St Peter's Canterbury April 2013, Review


James at work on his Byzantine St Peter Icon



Is it really possible for a beginner to paint an icon, good enough to display, in just a week? We were not sure, until we went on the icon course taught by Peter Murphy in Canterbury, this April. 


Our task was to paint a Byzantine style icon of St Peter. Looking at the icon we were going to copy, we felt slightly daunted (to say the least) wondering where on earth we’d begin. But from the outset, this complex picture was broken down into simple steps, with plenty of time, guidance and explanation given throughout. We were always reassured that if something went wrong, it could be fixed (which proved to be true!). 

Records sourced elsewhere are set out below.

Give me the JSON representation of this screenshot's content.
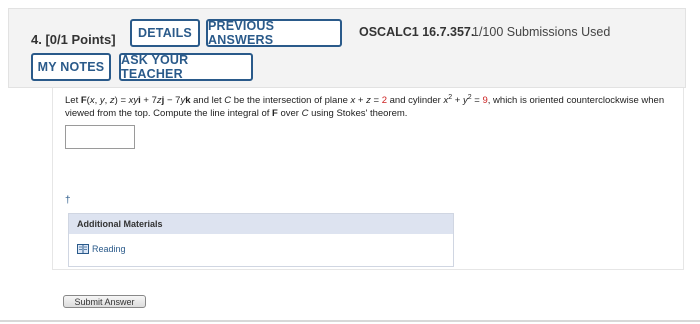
{
  "header": {
    "question_points": "4. [0/1 Points]",
    "details_label": "DETAILS",
    "previous_answers_label": "PREVIOUS ANSWERS",
    "source_code": "OSCALC1 16.7.357.",
    "submissions": "1/100 Submissions Used",
    "my_notes_label": "MY NOTES",
    "ask_teacher_label": "ASK YOUR TEACHER"
  },
  "problem": {
    "text_line1_prefix": "Let ",
    "vector_field": "F(x, y, z) = xyi + 7zj − 7yk",
    "text_mid": " and let C be the intersection of plane x + z = ",
    "plane_value": "2",
    "cylinder_text": " and cylinder x² + y² = ",
    "cylinder_value": "9",
    "text_line1_suffix": ", which is oriented",
    "text_line2": "counterclockwise when viewed from the top. Compute the line integral of F over C using Stokes' theorem.",
    "answer_value": "",
    "dagger": "†"
  },
  "additional_materials": {
    "title": "Additional Materials",
    "reading_label": "Reading"
  },
  "submit": {
    "label": "Submit Answer"
  },
  "colors": {
    "accent": "#2a5a8a",
    "highlight": "#cc2222",
    "panel": "#f3f3f3",
    "materials_header": "#dde3f0"
  }
}
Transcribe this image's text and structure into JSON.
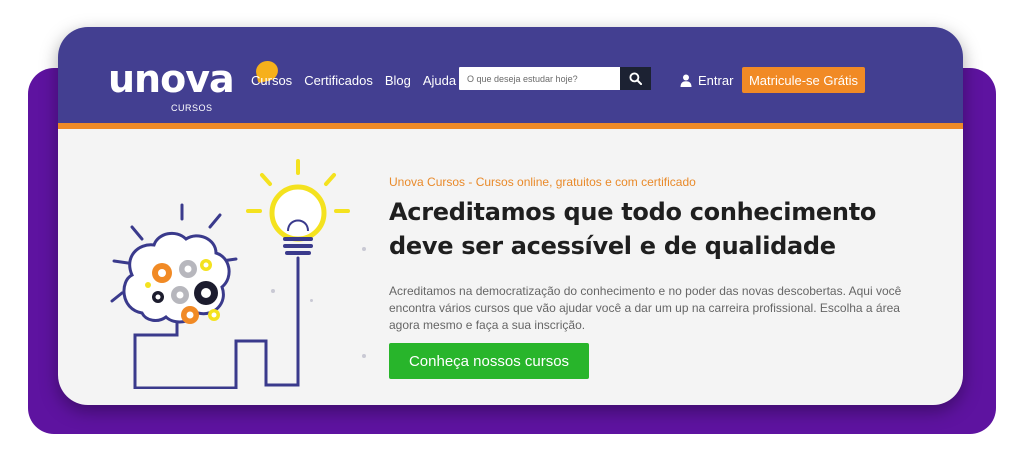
{
  "brand": {
    "name": "unova",
    "sub": "CURSOS"
  },
  "nav": {
    "items": [
      "Cursos",
      "Certificados",
      "Blog",
      "Ajuda"
    ]
  },
  "search": {
    "placeholder": "O que deseja estudar hoje?",
    "icon": "search-icon"
  },
  "login": {
    "label": "Entrar",
    "icon": "user-icon"
  },
  "cta_top": {
    "label": "Matricule-se Grátis"
  },
  "hero": {
    "kicker": "Unova Cursos - Cursos online, gratuitos e com certificado",
    "headline": "Acreditamos que todo conhecimento deve ser acessível e de qualidade",
    "description": "Acreditamos na democratização do conhecimento e no poder das novas descobertas. Aqui você encontra vários cursos que vão ajudar você a dar um up na carreira profissional. Escolha a área agora mesmo e faça a sua inscrição.",
    "button": "Conheça nossos cursos"
  },
  "colors": {
    "header": "#433f91",
    "accent_orange": "#f18a25",
    "accent_green": "#28b52b",
    "backdrop_purple": "#5e13a0",
    "illustration_navy": "#3a3a8c",
    "illustration_yellow": "#f4e21f"
  }
}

At every stage of development our icons looked different yet beautiful, and though we were copying the same picture it was fascinating to see how each person’s icon had its own character. The process allowed us to try a whole range of interesting techniques and materials, including gesso, gilding with 24 carat gold leaf, and using paint made from natural pigments and egg yolk. It was encouraging how in a group of mixed ability, age, and experience, we all looked at our work at the end of each day with a sense of happy achievement.


Each evening we felt a little tired because of the concentration required, but it had also been very relaxing to do a different kind of work, and to become so absorbed in the world of what we were doing. The work environment was peaceful, and the week began with Communion which set a spiritual tone. Peter, our teacher, read us excerpts from medieval artists and spoke about the theology behind the materials we were using, as well as sharing stories from his travels which have informed his own understanding of iconography. We were truly enriched on a number of levels. And of course, it was lovely to do this in the location of Canterbury, which we made the most of during our lunch breaks. 


Revs. Alice & James Pettit